MATERIAL TO PROCESS -
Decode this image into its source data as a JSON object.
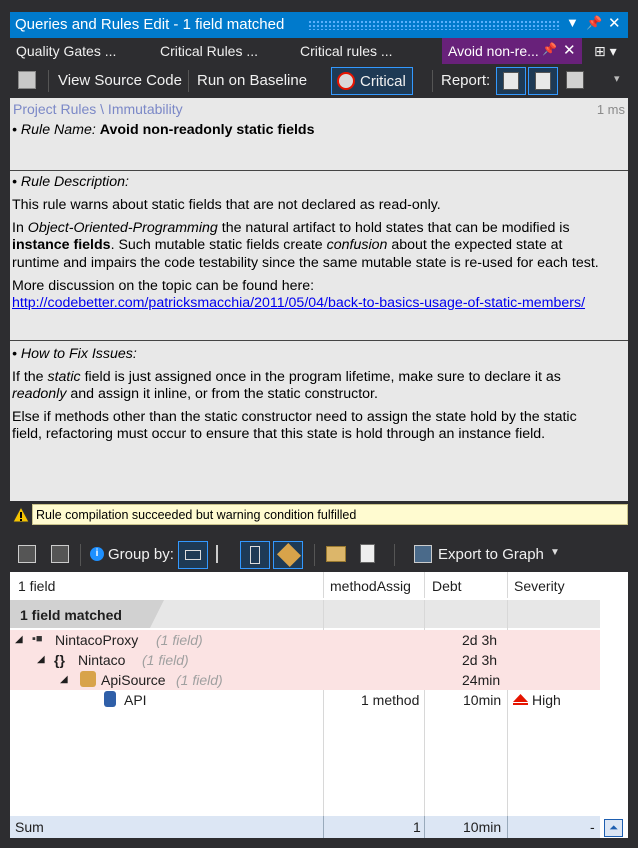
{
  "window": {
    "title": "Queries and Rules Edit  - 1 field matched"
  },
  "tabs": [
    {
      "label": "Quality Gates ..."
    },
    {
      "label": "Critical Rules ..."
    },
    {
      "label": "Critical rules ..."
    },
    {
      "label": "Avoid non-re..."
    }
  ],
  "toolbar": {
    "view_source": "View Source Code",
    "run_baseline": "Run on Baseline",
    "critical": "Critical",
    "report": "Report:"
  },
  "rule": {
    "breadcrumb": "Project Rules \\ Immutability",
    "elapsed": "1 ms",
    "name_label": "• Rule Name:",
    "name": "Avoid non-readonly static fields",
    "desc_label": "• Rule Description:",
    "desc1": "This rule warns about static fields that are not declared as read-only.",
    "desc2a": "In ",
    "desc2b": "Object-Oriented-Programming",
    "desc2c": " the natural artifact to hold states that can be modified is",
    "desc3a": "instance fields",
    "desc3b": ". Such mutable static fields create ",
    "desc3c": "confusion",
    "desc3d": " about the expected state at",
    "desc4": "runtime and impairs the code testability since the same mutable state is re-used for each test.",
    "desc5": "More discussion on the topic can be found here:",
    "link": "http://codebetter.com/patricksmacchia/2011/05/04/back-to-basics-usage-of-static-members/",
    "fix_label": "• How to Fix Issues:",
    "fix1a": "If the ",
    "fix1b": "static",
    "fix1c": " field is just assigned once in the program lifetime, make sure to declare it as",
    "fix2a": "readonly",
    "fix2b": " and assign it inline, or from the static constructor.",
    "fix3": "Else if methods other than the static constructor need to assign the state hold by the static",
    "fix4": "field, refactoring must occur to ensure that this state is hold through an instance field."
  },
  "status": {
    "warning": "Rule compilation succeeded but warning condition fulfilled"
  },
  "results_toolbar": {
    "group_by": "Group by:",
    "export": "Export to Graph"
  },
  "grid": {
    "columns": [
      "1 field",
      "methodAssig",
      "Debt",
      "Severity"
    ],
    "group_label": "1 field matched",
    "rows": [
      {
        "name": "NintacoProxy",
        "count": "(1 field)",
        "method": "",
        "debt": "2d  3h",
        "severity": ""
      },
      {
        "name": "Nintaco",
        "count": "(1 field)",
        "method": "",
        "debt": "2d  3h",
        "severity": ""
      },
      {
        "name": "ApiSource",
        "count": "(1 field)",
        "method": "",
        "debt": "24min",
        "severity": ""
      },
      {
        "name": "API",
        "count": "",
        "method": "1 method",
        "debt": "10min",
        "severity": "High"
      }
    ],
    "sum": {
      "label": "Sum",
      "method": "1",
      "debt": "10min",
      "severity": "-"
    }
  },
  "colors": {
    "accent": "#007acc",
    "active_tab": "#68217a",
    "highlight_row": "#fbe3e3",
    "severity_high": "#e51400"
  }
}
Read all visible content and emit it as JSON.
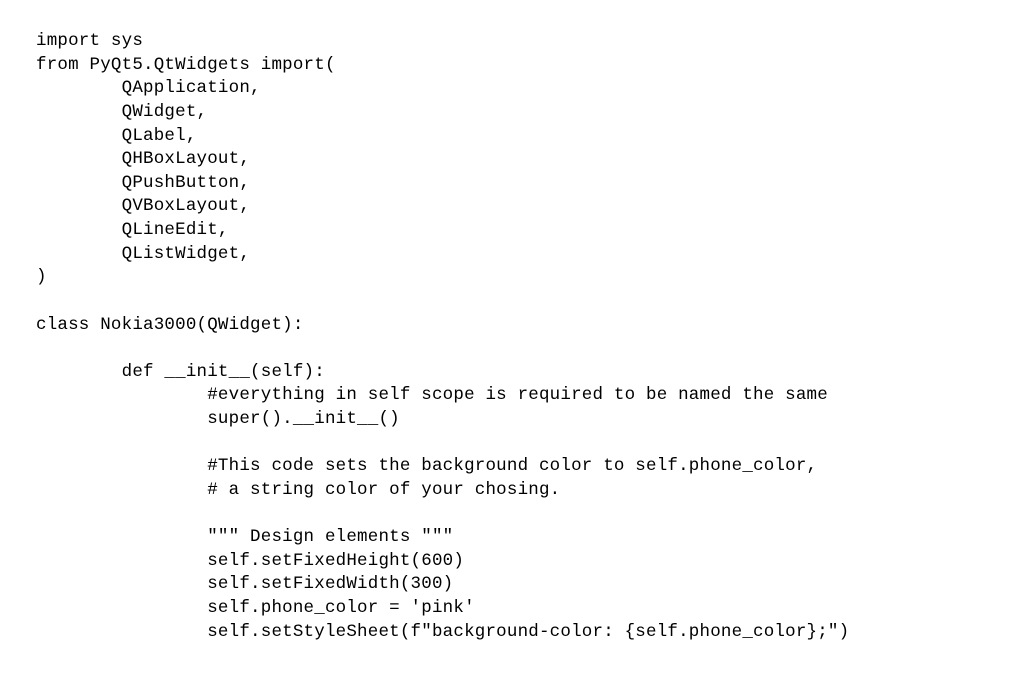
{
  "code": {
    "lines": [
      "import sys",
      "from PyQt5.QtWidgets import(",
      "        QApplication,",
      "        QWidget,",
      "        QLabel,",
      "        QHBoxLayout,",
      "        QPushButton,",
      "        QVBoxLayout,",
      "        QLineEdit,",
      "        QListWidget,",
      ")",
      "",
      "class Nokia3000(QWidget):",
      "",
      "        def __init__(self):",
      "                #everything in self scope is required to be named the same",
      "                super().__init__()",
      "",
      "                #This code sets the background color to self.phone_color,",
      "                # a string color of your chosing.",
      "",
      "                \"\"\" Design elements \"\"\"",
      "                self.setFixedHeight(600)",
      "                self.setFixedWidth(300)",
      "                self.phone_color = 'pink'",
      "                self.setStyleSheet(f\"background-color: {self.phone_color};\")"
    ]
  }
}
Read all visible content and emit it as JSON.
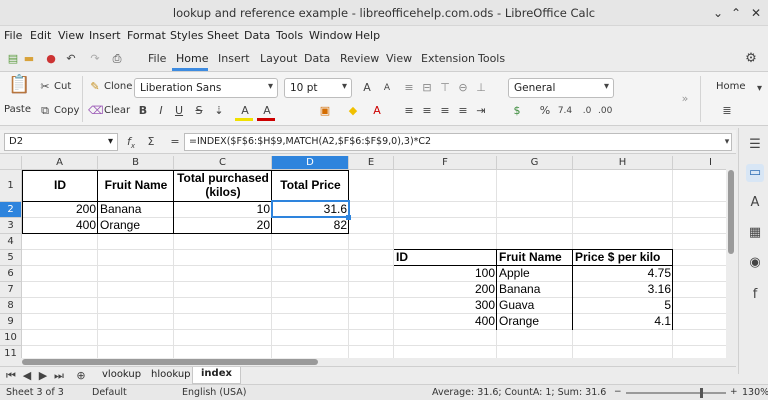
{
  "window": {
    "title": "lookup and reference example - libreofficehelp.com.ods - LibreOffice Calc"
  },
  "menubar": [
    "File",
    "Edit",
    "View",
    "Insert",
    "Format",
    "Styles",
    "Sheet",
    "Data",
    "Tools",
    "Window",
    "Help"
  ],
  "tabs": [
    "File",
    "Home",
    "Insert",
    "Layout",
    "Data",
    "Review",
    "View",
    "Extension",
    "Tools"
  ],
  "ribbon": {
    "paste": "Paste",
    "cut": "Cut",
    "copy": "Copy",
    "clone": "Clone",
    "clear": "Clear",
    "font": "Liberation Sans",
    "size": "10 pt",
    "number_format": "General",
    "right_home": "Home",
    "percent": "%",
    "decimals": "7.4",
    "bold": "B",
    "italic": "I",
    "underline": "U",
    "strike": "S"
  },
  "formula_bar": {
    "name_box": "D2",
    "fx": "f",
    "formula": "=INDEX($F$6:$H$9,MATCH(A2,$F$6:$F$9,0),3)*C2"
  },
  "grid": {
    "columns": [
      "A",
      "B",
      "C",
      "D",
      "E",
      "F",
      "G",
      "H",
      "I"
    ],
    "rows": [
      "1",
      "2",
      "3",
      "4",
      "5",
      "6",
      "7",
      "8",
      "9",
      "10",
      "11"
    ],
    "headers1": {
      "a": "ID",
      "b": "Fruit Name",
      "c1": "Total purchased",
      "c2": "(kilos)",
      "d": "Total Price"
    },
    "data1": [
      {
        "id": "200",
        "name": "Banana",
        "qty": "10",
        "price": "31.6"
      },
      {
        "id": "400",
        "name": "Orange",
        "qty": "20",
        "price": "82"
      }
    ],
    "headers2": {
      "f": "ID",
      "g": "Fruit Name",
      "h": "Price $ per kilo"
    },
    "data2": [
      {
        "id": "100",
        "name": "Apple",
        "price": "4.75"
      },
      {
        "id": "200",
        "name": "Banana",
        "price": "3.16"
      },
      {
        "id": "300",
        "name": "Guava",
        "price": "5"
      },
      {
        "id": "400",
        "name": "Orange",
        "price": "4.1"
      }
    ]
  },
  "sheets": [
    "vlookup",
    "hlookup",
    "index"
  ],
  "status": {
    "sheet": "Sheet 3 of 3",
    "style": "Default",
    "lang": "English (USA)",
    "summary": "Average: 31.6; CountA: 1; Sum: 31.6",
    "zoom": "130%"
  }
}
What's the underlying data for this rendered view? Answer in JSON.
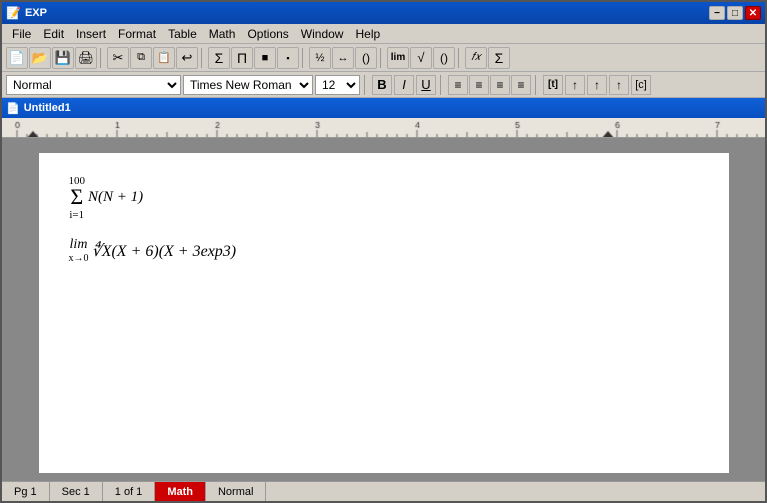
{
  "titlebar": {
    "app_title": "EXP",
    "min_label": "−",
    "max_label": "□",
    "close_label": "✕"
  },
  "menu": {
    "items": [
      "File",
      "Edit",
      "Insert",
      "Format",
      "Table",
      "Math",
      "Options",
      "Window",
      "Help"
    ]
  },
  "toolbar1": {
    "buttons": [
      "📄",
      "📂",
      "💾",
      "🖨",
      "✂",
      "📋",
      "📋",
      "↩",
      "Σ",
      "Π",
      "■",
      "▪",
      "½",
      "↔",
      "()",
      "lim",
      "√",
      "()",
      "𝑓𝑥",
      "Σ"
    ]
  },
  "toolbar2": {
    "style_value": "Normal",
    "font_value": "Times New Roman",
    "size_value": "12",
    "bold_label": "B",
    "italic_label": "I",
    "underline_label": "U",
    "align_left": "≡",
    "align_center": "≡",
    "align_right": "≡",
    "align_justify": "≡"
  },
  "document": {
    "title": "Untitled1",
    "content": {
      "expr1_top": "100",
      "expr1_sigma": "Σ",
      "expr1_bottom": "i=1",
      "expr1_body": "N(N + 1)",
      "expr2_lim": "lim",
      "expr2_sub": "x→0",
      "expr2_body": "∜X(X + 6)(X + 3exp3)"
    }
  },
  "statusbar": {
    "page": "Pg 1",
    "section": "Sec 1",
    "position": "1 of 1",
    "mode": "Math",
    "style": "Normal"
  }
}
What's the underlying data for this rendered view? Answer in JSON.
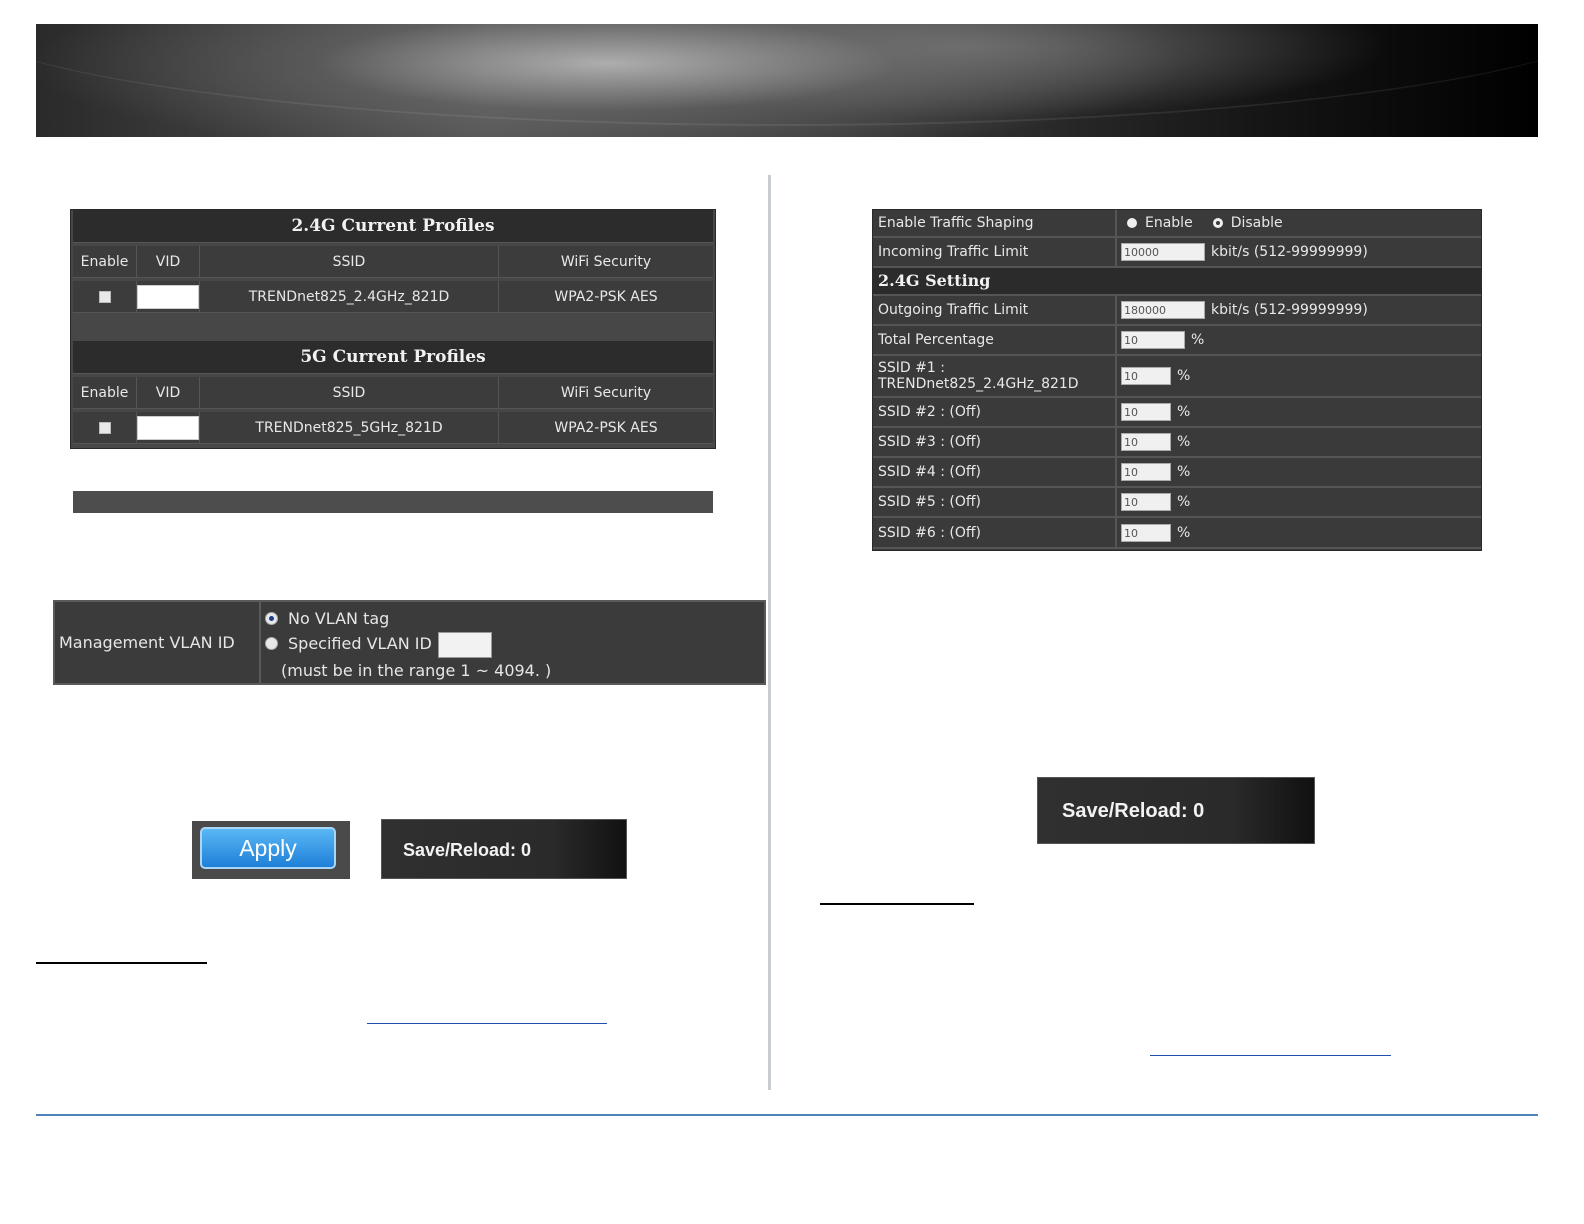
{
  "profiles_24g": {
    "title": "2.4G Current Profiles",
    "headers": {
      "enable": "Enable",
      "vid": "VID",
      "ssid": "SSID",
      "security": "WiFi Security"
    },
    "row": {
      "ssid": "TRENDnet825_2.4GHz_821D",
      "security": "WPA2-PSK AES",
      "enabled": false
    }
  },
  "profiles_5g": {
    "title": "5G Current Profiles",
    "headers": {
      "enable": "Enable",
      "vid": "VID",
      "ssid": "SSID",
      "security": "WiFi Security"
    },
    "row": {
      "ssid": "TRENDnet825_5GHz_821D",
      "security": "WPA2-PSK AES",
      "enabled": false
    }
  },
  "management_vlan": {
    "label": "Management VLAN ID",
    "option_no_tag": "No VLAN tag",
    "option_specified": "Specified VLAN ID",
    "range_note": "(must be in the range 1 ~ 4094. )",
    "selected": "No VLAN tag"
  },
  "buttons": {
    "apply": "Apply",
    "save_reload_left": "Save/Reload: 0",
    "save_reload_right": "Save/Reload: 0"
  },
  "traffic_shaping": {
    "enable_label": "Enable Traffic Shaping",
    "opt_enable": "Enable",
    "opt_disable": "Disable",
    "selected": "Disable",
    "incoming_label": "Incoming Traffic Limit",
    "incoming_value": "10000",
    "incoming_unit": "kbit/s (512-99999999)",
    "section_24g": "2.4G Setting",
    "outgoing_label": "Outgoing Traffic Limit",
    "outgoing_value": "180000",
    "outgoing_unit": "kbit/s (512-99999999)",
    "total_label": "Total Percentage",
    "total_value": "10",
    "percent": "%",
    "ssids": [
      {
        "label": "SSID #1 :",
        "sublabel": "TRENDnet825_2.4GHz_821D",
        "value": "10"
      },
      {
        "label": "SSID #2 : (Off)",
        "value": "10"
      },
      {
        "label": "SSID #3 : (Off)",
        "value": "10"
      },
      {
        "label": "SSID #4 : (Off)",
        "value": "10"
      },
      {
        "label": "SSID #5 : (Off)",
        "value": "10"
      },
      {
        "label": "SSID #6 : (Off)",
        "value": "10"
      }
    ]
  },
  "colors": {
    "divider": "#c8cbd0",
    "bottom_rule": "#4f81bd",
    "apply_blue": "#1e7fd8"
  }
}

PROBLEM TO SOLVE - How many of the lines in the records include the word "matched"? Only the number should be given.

SOLVED PROBLEM - 2